“There is a small bean and cheese burrito that came with the restaurant when my family bought it,” Craig said. “It’s a good little snack but I don’t think you will find many A&W menus with a burrito.”
A&W has always maintained a nostalgia to its brand. The Carys capitalized on this in the 1980s with Cruise Nights. Craig said the idea for Cruise Nights came from former KJUG radioman Charlie Hoskins, who convinced Bob Cary to have a car show at the downtown location. In 1988, the downtown A&W held its first Cruise Night for classic cars, mostly hot rods, to coincide with the first year of the Visalia Breakfast Lions Club Car Show. To this day, classic cars gather in the parking lot harkening back to a scene from the 1950s on the third Saturday of each month ever since. Visalia’s is one of thousands of A&W hosted cruise nights taking place in Nebraska, Ohio, Iowa, Rhode Island, Indiana, Wisconsin, and Florida.
“It’s unique because it is really like an old fashioned drive-in atmosphere,” Craig said. “People don’t necessarily eat in the cars, but we do bring the food out to them as they share stories about their cars.”
Long before meals made the menu, early A&W ordering was simple, a root beer for a nickel and an ice cream cone for a few cents more. Those two items became the key ingredients for one of A&W’s most iconic treats – the root beer float. Craig took the root beer float to new horizons by driving them to the customers instead of having them drive to the nearest A&W location. For several years, Craig had worked on creating a mobile business by setting up A&W root beer dispensers at private parties and fundraisers throughout Tulare and Kings counties. The only problem was that the dispensers had to be assembled and filled on site and any root beer that didn’t sell had to be thrown out because it wasn’t kept cold. In order to solve the problem, Craig came up with the idea to convert an old van or truck into a float mobile.
Craig’s wife Jennifer found an old 1947 DIVCO (Detroit Industrial vehicle) that had been used as a milk truck. Craig drove out to Haasville, Ken. to pick up the non-operational vehicle and hauled it back.
“It was so ugly, that it was cute,” Craig said. “It was completely rusted out and needed a lot of work.”
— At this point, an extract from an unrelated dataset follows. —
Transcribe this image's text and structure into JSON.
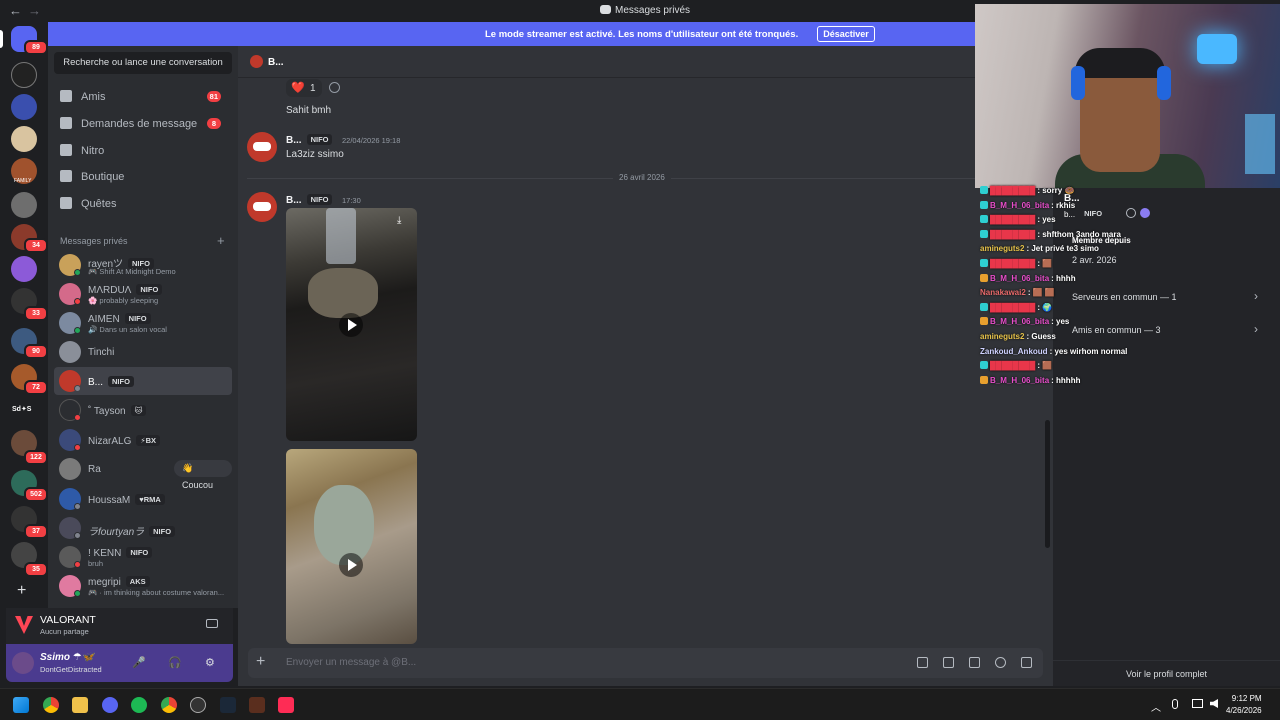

It took a mechanic more than a year to fix it up, cut out a side panel window and canopy, plumb it for three beverage spigots, and install an ice cream cabinet. The float mobile made its debut in 2008 and continues to be a part of fundraisers, such as the 52nd annual East-West All-Star Football Game for Tulare and Kings counties this Saturday, June 22. Craig said the public relations vehicle normally donates a large portion of its proceeds to events and goes out 4-5 times per week in the spring. The vehicle was featured in the to the 2009 book “A Great American Brand: In Celebration of 90 years of A&W” and is sure to make an appearance somewhere on Aug. 6, 2019, which is National Root Beer Float Day.
“We don’t really make any money off of it, but as a marketing tool it pays for itself,” Craig said. “No other A&W has a floatmobile.”
Bob Cary died nine years ago and his wife Karen is still involved with the bookkeeping of the business at age 79, but has handed off most of the business to Craig after retiring to Pleasanton, Calif. a few years ago. In addition to Craig, Jill is the only other Cary child to continue working with the VanCary Inc. A&W franchises. Jill works as a part-time office assistant to general manager Trish Krstic. Craig said he is hoping his son, 27-year-old Nick Van Horn, will take over the business from him someday. He is currently doing repair and maintenance for their six locations.
“Dad’s whole focus was to be community minded,” Craig said. “That’s something he taught us, and we strive for that in everything we do.”